PROVIDED DATA START
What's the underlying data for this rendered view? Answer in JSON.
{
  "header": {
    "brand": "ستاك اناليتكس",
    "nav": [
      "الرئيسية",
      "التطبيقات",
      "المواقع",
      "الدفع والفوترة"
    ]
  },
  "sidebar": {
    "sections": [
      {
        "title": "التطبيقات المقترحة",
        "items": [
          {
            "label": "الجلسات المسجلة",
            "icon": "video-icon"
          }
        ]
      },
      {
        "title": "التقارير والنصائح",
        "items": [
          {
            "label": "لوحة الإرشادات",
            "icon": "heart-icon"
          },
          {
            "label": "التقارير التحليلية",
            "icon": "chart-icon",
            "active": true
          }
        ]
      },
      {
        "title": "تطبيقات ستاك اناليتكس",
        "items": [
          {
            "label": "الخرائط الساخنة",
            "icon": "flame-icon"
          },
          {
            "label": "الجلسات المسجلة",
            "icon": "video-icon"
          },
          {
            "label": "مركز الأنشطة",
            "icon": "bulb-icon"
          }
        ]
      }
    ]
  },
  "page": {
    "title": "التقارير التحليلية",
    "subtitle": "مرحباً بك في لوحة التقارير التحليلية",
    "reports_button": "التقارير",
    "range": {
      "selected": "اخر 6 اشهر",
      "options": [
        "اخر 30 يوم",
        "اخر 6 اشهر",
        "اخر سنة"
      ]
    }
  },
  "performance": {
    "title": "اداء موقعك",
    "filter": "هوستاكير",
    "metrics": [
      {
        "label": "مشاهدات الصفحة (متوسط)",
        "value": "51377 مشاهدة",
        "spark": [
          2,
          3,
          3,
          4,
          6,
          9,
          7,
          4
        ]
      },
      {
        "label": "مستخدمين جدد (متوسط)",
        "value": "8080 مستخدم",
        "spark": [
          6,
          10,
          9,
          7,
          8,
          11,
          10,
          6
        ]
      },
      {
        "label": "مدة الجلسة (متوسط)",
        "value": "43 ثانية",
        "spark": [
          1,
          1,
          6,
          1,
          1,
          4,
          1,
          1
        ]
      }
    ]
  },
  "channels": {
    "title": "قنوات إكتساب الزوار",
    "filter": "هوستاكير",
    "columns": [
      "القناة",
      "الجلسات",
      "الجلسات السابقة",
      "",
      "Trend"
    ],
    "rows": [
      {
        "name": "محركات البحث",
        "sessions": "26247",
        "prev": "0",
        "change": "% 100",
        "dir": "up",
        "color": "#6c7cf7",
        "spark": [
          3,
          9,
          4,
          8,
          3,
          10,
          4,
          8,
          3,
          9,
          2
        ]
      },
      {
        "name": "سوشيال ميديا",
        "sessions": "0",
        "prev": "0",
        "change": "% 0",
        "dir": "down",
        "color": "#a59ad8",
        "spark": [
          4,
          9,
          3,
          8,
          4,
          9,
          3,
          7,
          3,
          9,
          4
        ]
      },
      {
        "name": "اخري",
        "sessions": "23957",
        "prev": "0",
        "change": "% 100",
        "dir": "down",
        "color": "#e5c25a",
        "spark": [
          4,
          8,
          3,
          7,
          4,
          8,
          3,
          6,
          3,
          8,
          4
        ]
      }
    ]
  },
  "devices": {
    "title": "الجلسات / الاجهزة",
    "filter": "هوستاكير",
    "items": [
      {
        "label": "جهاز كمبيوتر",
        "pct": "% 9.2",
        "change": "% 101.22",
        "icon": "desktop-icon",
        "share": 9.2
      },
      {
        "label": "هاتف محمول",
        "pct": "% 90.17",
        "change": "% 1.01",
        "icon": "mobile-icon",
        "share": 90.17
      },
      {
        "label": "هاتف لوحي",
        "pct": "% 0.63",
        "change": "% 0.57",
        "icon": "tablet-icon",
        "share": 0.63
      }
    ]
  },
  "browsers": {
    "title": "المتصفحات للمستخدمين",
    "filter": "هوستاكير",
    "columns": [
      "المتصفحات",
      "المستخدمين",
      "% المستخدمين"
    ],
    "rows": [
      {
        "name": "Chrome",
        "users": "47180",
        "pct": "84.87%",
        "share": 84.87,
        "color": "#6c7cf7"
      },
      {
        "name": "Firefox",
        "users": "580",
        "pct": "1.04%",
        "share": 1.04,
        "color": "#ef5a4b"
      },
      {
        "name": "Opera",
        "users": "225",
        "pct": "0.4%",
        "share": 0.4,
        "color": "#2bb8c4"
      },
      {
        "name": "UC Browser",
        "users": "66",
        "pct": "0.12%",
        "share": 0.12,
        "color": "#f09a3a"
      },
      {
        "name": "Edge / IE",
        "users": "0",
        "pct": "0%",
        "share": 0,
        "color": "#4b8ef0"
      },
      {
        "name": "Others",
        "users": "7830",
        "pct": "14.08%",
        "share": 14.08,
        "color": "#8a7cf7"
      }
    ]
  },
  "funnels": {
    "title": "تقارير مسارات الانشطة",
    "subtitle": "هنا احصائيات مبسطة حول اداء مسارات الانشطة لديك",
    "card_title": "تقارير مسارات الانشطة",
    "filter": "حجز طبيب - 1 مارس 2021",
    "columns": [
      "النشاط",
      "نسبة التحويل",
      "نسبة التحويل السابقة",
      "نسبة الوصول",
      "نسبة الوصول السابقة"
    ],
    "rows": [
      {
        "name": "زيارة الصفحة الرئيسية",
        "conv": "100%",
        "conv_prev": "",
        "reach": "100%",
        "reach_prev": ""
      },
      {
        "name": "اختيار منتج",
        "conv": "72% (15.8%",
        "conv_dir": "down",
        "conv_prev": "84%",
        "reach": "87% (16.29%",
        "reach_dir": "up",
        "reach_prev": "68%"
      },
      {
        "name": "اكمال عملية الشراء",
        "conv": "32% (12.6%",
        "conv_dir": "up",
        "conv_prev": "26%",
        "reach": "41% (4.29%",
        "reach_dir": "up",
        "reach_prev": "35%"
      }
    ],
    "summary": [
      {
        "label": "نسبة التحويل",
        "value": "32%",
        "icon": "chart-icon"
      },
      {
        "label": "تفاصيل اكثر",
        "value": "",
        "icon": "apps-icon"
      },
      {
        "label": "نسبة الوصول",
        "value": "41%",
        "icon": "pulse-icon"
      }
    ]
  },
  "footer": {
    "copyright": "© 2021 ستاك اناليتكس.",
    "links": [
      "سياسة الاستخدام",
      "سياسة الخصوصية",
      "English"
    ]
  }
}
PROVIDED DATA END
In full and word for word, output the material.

■ TASK RESPONSE
What's the underlying data for this rendered view? Answer in JSON.
{
  "header": {
    "brand": "ستاك اناليتكس",
    "nav": [
      "الرئيسية",
      "التطبيقات",
      "المواقع",
      "الدفع والفوترة"
    ]
  },
  "sidebar": {
    "sections": [
      {
        "title": "التطبيقات المقترحة",
        "items": [
          {
            "label": "الجلسات المسجلة",
            "icon": "video-icon"
          }
        ]
      },
      {
        "title": "التقارير والنصائح",
        "items": [
          {
            "label": "لوحة الإرشادات",
            "icon": "heart-icon"
          },
          {
            "label": "التقارير التحليلية",
            "icon": "chart-icon",
            "active": true
          }
        ]
      },
      {
        "title": "تطبيقات ستاك اناليتكس",
        "items": [
          {
            "label": "الخرائط الساخنة",
            "icon": "flame-icon"
          },
          {
            "label": "الجلسات المسجلة",
            "icon": "video-icon"
          },
          {
            "label": "مركز الأنشطة",
            "icon": "bulb-icon"
          }
        ]
      }
    ]
  },
  "page": {
    "title": "التقارير التحليلية",
    "subtitle": "مرحباً بك في لوحة التقارير التحليلية",
    "reports_button": "التقارير",
    "range": {
      "selected": "اخر 6 اشهر",
      "options": [
        "اخر 30 يوم",
        "اخر 6 اشهر",
        "اخر سنة"
      ]
    }
  },
  "performance": {
    "title": "اداء موقعك",
    "filter": "هوستاكير",
    "metrics": [
      {
        "label": "مشاهدات الصفحة (متوسط)",
        "value": "51377 مشاهدة",
        "spark": [
          2,
          3,
          3,
          4,
          6,
          9,
          7,
          4
        ]
      },
      {
        "label": "مستخدمين جدد (متوسط)",
        "value": "8080 مستخدم",
        "spark": [
          6,
          10,
          9,
          7,
          8,
          11,
          10,
          6
        ]
      },
      {
        "label": "مدة الجلسة (متوسط)",
        "value": "43 ثانية",
        "spark": [
          1,
          1,
          6,
          1,
          1,
          4,
          1,
          1
        ]
      }
    ]
  },
  "channels": {
    "title": "قنوات إكتساب الزوار",
    "filter": "هوستاكير",
    "columns": [
      "القناة",
      "الجلسات",
      "الجلسات السابقة",
      "",
      "Trend"
    ],
    "rows": [
      {
        "name": "محركات البحث",
        "sessions": "26247",
        "prev": "0",
        "change": "% 100",
        "dir": "up",
        "color": "#6c7cf7",
        "spark": [
          3,
          9,
          4,
          8,
          3,
          10,
          4,
          8,
          3,
          9,
          2
        ]
      },
      {
        "name": "سوشيال ميديا",
        "sessions": "0",
        "prev": "0",
        "change": "% 0",
        "dir": "down",
        "color": "#a59ad8",
        "spark": [
          4,
          9,
          3,
          8,
          4,
          9,
          3,
          7,
          3,
          9,
          4
        ]
      },
      {
        "name": "اخري",
        "sessions": "23957",
        "prev": "0",
        "change": "% 100",
        "dir": "down",
        "color": "#e5c25a",
        "spark": [
          4,
          8,
          3,
          7,
          4,
          8,
          3,
          6,
          3,
          8,
          4
        ]
      }
    ]
  },
  "devices": {
    "title": "الجلسات / الاجهزة",
    "filter": "هوستاكير",
    "items": [
      {
        "label": "جهاز كمبيوتر",
        "pct": "% 9.2",
        "change": "% 101.22",
        "icon": "desktop-icon",
        "share": 9.2
      },
      {
        "label": "هاتف محمول",
        "pct": "% 90.17",
        "change": "% 1.01",
        "icon": "mobile-icon",
        "share": 90.17
      },
      {
        "label": "هاتف لوحي",
        "pct": "% 0.63",
        "change": "% 0.57",
        "icon": "tablet-icon",
        "share": 0.63
      }
    ]
  },
  "browsers": {
    "title": "المتصفحات للمستخدمين",
    "filter": "هوستاكير",
    "columns": [
      "المتصفحات",
      "المستخدمين",
      "% المستخدمين"
    ],
    "rows": [
      {
        "name": "Chrome",
        "users": "47180",
        "pct": "84.87%",
        "share": 84.87,
        "color": "#6c7cf7"
      },
      {
        "name": "Firefox",
        "users": "580",
        "pct": "1.04%",
        "share": 1.04,
        "color": "#ef5a4b"
      },
      {
        "name": "Opera",
        "users": "225",
        "pct": "0.4%",
        "share": 0.4,
        "color": "#2bb8c4"
      },
      {
        "name": "UC Browser",
        "users": "66",
        "pct": "0.12%",
        "share": 0.12,
        "color": "#f09a3a"
      },
      {
        "name": "Edge / IE",
        "users": "0",
        "pct": "0%",
        "share": 0,
        "color": "#4b8ef0"
      },
      {
        "name": "Others",
        "users": "7830",
        "pct": "14.08%",
        "share": 14.08,
        "color": "#8a7cf7"
      }
    ]
  },
  "funnels": {
    "title": "تقارير مسارات الانشطة",
    "subtitle": "هنا احصائيات مبسطة حول اداء مسارات الانشطة لديك",
    "card_title": "تقارير مسارات الانشطة",
    "filter": "حجز طبيب - 1 مارس 2021",
    "columns": [
      "النشاط",
      "نسبة التحويل",
      "نسبة التحويل السابقة",
      "نسبة الوصول",
      "نسبة الوصول السابقة"
    ],
    "rows": [
      {
        "name": "زيارة الصفحة الرئيسية",
        "conv": "100%",
        "conv_prev": "",
        "reach": "100%",
        "reach_prev": ""
      },
      {
        "name": "اختيار منتج",
        "conv": "72% (15.8%",
        "conv_dir": "down",
        "conv_prev": "84%",
        "reach": "87% (16.29%",
        "reach_dir": "up",
        "reach_prev": "68%"
      },
      {
        "name": "اكمال عملية الشراء",
        "conv": "32% (12.6%",
        "conv_dir": "up",
        "conv_prev": "26%",
        "reach": "41% (4.29%",
        "reach_dir": "up",
        "reach_prev": "35%"
      }
    ],
    "summary": [
      {
        "label": "نسبة التحويل",
        "value": "32%",
        "icon": "chart-icon"
      },
      {
        "label": "تفاصيل اكثر",
        "value": "",
        "icon": "apps-icon"
      },
      {
        "label": "نسبة الوصول",
        "value": "41%",
        "icon": "pulse-icon"
      }
    ]
  },
  "footer": {
    "copyright": "© 2021 ستاك اناليتكس.",
    "links": [
      "سياسة الاستخدام",
      "سياسة الخصوصية",
      "English"
    ]
  }
}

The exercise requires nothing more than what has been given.